- HOW TO COMPLETE THIS TASK: Look through the entries below and show every line containing the word "JSON".

[Stored data]
== Segment start ==
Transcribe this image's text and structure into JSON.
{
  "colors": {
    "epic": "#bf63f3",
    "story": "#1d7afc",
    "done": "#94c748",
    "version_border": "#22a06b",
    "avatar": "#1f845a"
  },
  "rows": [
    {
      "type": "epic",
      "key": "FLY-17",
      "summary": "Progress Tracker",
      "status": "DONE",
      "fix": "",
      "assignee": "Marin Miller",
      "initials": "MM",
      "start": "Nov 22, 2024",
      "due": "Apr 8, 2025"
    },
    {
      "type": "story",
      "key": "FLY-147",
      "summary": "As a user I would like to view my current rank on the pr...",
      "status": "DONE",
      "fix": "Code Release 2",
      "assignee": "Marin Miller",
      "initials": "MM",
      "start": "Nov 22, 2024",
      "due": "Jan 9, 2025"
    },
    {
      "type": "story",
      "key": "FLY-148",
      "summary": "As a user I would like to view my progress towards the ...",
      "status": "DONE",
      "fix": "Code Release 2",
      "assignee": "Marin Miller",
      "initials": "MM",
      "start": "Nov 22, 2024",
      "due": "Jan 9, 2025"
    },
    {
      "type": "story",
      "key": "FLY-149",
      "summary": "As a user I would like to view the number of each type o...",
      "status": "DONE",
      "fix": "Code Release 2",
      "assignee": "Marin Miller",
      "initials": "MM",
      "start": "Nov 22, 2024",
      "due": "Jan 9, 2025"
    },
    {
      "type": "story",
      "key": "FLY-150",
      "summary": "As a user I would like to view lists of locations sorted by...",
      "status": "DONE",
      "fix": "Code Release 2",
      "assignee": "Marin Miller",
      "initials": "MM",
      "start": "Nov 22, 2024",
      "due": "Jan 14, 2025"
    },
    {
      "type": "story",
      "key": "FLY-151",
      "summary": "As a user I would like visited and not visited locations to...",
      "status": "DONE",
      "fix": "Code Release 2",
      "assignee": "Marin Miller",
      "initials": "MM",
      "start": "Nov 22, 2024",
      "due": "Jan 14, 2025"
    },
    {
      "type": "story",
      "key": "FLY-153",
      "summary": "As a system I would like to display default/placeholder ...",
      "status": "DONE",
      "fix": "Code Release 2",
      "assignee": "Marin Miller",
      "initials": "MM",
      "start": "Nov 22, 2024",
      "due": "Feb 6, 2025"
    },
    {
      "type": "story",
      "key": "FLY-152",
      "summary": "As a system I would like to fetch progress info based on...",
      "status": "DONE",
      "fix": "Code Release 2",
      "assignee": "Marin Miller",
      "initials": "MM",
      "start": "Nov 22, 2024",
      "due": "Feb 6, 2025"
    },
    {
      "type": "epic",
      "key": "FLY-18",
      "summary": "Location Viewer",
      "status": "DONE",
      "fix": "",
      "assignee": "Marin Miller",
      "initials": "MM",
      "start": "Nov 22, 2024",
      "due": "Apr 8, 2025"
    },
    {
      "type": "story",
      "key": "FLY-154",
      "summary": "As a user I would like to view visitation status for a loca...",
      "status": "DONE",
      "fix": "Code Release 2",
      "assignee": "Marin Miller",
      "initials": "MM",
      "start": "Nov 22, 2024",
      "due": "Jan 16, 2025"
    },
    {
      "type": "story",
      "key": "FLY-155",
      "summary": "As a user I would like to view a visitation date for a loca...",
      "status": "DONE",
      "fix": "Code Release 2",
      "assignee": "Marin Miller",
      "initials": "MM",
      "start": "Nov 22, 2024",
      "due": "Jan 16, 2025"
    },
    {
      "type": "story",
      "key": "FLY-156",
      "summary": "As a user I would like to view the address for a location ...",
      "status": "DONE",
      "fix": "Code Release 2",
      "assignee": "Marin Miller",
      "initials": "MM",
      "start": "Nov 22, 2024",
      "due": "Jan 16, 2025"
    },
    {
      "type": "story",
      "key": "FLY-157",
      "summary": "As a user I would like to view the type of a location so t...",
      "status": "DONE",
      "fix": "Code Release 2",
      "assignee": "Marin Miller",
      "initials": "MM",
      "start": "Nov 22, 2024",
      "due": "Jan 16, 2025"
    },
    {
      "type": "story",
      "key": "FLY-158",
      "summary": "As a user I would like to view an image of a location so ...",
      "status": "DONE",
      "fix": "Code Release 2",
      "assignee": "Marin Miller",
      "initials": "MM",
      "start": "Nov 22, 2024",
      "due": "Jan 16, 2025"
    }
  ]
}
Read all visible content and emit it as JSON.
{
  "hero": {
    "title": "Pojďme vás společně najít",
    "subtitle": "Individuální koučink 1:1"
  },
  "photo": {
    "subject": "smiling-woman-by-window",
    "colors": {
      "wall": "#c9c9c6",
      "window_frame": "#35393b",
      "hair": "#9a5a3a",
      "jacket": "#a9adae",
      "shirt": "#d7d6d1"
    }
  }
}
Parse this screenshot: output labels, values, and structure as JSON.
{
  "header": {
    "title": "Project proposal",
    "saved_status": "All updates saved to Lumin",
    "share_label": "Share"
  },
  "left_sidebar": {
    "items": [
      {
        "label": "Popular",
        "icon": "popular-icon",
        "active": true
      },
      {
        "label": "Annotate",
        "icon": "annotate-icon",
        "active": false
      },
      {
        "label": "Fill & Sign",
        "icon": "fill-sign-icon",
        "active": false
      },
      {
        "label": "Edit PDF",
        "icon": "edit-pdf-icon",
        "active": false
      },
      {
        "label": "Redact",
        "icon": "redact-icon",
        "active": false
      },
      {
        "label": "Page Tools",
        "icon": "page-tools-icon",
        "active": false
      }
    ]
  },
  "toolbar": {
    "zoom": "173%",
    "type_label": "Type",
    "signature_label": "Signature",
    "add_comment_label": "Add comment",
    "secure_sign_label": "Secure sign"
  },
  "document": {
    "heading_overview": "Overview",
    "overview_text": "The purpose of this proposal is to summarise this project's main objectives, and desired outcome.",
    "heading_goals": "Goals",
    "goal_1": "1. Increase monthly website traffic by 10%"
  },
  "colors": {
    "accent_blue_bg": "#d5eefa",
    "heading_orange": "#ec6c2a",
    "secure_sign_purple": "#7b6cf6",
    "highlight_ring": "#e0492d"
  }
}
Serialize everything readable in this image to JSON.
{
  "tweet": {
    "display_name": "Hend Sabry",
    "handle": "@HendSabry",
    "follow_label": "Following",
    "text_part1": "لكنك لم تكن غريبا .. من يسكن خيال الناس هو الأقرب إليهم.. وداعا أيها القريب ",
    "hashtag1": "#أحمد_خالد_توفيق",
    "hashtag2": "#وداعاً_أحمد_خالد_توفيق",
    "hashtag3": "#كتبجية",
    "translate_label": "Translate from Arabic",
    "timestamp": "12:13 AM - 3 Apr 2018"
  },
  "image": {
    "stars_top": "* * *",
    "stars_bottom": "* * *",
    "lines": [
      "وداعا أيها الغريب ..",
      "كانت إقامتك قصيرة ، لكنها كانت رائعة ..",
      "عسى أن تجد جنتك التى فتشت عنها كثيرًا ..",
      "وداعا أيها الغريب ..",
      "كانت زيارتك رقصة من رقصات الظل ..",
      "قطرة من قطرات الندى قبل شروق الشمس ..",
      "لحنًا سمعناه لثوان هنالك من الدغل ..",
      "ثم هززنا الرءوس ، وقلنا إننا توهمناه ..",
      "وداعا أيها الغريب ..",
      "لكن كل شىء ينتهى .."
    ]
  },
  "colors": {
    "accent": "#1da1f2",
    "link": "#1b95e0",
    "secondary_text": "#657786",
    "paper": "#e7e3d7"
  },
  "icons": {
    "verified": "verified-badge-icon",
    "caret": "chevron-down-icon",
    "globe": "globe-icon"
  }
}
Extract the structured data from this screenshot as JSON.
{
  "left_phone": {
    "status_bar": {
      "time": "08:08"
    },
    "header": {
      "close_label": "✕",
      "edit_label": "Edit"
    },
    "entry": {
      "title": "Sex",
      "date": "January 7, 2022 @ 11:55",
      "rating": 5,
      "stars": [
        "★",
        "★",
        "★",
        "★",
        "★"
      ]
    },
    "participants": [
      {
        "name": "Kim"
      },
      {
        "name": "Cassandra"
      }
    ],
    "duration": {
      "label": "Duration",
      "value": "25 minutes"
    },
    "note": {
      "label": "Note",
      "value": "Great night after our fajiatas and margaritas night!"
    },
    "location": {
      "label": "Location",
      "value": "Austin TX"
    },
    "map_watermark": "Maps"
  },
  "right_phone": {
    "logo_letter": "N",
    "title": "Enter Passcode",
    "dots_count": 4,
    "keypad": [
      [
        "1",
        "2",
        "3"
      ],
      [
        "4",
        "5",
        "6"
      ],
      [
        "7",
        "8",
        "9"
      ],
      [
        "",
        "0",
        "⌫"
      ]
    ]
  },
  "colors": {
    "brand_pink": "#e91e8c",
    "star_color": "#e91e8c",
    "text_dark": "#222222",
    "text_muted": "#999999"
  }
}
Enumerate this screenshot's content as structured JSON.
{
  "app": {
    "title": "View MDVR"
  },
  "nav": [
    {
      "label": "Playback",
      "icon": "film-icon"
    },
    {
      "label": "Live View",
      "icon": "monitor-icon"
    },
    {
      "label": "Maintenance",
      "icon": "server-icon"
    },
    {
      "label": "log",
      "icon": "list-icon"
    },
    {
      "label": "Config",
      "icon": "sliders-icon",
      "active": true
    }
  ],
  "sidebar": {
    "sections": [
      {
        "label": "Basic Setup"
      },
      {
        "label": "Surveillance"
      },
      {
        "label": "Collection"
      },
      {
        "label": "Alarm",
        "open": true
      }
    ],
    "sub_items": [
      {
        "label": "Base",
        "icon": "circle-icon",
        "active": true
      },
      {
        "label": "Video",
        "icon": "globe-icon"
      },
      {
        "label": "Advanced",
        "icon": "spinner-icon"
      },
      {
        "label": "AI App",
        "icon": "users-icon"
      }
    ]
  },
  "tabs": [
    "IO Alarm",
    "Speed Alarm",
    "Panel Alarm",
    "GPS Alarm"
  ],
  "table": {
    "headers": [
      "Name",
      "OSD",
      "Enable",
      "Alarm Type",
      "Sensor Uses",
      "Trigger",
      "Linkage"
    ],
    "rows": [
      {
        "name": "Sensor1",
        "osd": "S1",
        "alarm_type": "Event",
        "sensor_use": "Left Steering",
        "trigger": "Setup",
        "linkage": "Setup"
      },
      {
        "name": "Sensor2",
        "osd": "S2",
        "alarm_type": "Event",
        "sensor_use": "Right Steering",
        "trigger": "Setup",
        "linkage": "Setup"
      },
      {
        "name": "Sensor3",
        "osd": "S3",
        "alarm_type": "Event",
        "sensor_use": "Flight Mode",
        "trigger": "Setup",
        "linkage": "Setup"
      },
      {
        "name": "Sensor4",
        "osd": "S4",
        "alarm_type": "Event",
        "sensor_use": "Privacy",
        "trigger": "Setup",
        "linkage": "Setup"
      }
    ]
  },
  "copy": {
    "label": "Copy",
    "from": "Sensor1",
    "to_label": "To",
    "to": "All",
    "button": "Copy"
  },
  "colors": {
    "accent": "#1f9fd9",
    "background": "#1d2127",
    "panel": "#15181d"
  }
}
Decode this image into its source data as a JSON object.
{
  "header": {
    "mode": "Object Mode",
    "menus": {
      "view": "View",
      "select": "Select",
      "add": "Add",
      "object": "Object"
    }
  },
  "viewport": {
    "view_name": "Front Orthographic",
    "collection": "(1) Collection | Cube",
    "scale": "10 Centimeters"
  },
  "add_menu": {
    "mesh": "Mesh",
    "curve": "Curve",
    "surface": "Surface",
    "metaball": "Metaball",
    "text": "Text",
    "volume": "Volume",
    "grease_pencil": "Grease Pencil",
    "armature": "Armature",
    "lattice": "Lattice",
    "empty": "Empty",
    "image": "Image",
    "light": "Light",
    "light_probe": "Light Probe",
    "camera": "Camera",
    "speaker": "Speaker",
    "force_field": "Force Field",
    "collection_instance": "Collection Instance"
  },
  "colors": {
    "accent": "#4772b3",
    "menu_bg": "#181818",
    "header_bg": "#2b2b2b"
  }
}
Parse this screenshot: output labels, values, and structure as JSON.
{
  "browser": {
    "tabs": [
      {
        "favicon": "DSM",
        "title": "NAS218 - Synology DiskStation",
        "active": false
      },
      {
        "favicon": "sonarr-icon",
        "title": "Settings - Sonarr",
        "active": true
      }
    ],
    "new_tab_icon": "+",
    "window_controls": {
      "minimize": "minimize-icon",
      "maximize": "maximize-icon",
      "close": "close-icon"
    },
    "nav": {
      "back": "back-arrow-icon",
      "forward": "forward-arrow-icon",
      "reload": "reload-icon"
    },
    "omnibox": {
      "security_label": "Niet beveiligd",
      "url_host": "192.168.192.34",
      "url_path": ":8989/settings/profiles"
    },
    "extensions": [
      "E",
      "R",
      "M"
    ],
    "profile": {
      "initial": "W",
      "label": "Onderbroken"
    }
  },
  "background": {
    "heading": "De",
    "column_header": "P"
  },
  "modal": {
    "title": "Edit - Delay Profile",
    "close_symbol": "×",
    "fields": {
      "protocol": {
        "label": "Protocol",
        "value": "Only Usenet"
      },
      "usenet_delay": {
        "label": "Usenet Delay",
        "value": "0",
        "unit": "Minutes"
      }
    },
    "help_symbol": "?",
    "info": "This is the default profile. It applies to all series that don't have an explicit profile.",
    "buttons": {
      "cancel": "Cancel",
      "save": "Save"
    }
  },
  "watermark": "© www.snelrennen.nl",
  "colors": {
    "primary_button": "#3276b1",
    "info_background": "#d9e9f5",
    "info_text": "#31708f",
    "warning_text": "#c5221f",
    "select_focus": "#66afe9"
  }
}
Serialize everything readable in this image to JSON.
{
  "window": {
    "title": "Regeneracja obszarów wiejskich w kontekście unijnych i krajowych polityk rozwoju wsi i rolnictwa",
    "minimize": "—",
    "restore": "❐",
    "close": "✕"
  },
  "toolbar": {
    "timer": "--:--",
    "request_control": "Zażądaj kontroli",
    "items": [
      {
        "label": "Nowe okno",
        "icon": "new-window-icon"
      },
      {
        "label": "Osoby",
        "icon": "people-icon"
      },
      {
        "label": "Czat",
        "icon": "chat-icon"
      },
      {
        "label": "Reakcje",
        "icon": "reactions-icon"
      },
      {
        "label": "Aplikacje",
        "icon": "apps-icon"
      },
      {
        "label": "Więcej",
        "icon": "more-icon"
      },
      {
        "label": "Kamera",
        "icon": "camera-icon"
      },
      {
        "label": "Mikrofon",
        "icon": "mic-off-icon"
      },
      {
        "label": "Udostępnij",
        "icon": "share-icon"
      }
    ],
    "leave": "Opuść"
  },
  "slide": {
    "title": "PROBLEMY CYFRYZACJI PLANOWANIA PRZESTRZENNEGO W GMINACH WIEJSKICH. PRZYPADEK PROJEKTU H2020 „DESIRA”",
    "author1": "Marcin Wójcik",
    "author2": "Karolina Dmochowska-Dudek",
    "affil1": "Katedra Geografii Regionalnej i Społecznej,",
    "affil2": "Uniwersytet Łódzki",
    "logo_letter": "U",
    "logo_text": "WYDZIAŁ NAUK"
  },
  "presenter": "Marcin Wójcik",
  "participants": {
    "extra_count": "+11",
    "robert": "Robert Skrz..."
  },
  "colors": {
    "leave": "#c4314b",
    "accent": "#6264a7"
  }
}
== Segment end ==
- EXPECTED ANSWER:
Transcribe this image's text and structure into JSON.
Read all visible content and emit it as JSON.
Parse this screenshot: output labels, values, and structure as JSON.
Serialize everything readable in this image to JSON.
Extract the structured data from this screenshot as JSON.
Enumerate this screenshot's content as structured JSON.
Decode this image into its source data as a JSON object.
Parse this screenshot: output labels, values, and structure as JSON.
Serialize everything readable in this image to JSON.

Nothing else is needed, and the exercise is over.